Aurora left the art and familiarity of her village, and made her own way in Maya Centre. Throughout the years, she has become an accomplished businesswoman, running Nuuk Cheil Cottages alongside Ernesto.
The cottages are nestled just off the main road at the cut-off leading to Cockscomb Basin Jaguar Preserve. The rooms are perfect for visitor’s wishing to explore the preserve over a few days (or even just for a little getaway). Their successful enterprise includes a restaurant, gift shop, laundromat, and Aurora’s H’Men Herbal Center/Clinic.
Her combination of Mopan and Yucatec Maya cooking is so unique that she worked on Uj Janal Aj Maya, a cookbook detailing delicious recipes for those wanting to recreate the meals served at the restaurant.
That is where we met them, a couple comfortable in each other’s presence, surrounded by their business and family: three sons, a daughter-in-law and grandson. According to Nana, Aurora still has the same smile she remembers from three decades ago. The couple and their family welcome us as one of them, and in no time, we’re laughing and chatting away like we’ve known each other all our lives…which it seems, we have!
Culture, tradition (old and new), conservation and memories are fabulous topics of discussion at the dinner table. Folklores and stories loaded with meaning are shared, and we feel like we’re back at home. When the time comes for a cleansing ritual at the hands of Aurora the Healer, we’re more than ready.
Wet leaves brush all around us as she chants quietly, sending prayers to the requisite deities. After being cleansed, we stand steady as Copal blesses us with fire and smoke. It’s a ritual I’ve never partaken in, but will certainly hold on as a memory for a lifetime.

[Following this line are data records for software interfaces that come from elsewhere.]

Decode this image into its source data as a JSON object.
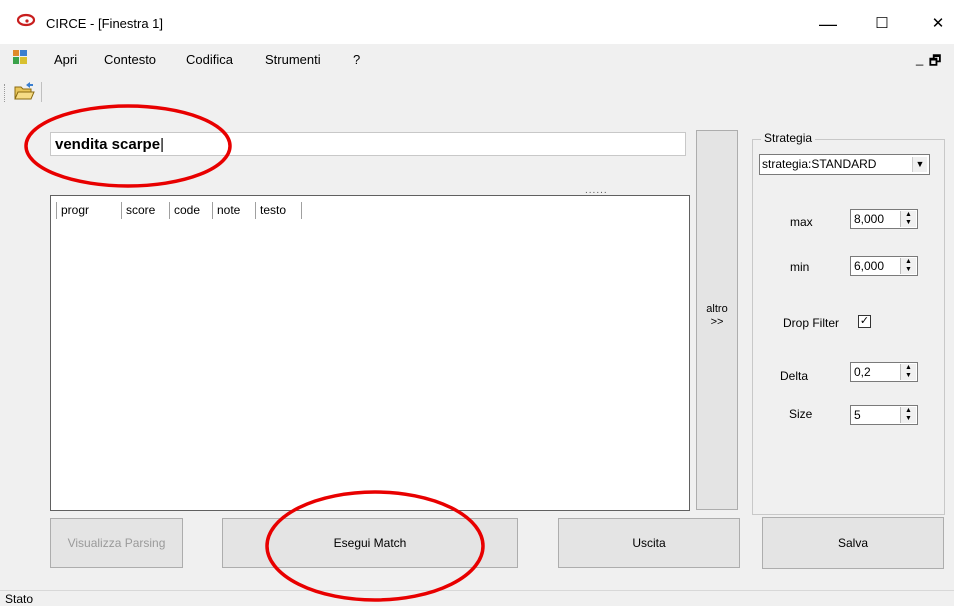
{
  "window": {
    "title": "CIRCE - [Finestra 1]",
    "controls": {
      "minimize": "—",
      "maximize": "☐",
      "close": "✕"
    }
  },
  "menu": {
    "items": [
      "Apri",
      "Contesto",
      "Codifica",
      "Strumenti",
      "?"
    ],
    "mdi_minimize": "_",
    "mdi_restore": "🗗"
  },
  "search": {
    "value": "vendita scarpe"
  },
  "splitter": {
    "dots": "......"
  },
  "results": {
    "columns": [
      "progr",
      "score",
      "code",
      "note",
      "testo"
    ]
  },
  "altro_button": {
    "line1": "altro",
    "line2": ">>"
  },
  "strategia": {
    "legend": "Strategia",
    "selected": "strategia:STANDARD",
    "max_label": "max",
    "max_value": "8,000",
    "min_label": "min",
    "min_value": "6,000",
    "drop_filter_label": "Drop Filter",
    "drop_filter_checked": true,
    "delta_label": "Delta",
    "delta_value": "0,2",
    "size_label": "Size",
    "size_value": "5"
  },
  "buttons": {
    "visualizza": "Visualizza Parsing",
    "esegui": "Esegui Match",
    "uscita": "Uscita",
    "salva": "Salva"
  },
  "status": {
    "text": "Stato"
  },
  "colors": {
    "annotation": "#e80000",
    "app_icon": "#c81e1e"
  }
}
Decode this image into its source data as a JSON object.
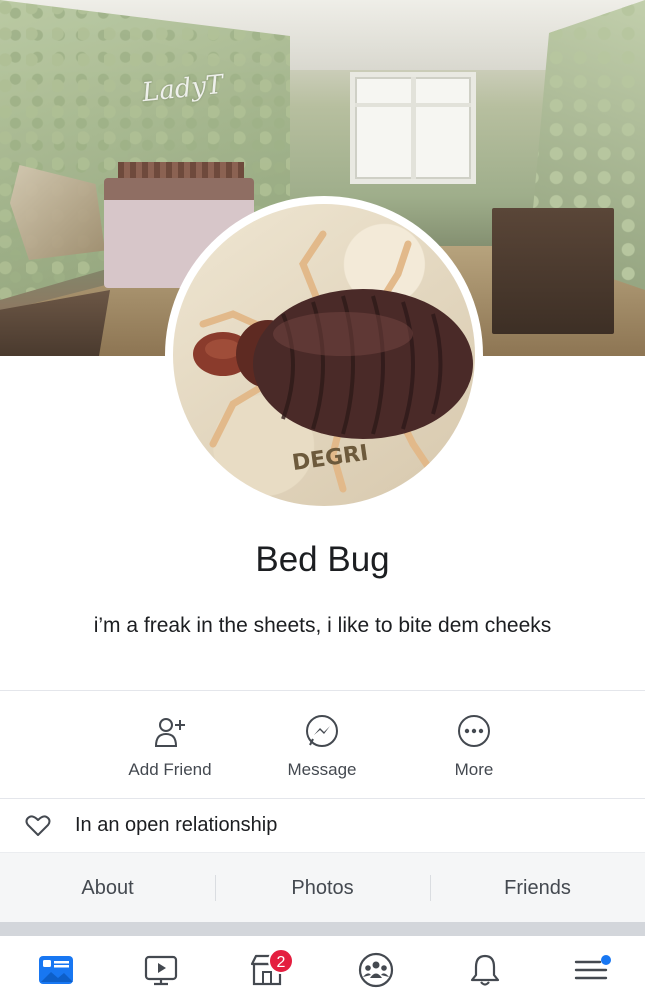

It’s easy to see how Aurora has adapted to her surroundings. Just as she stubbornly kept honing her carvings on slate all those years ago, so she has etched her place amongst the Mopan Maya, surrounded by the jaguars of the Cockscomb Basin, and a family who carries its heritage and culture proudly forth.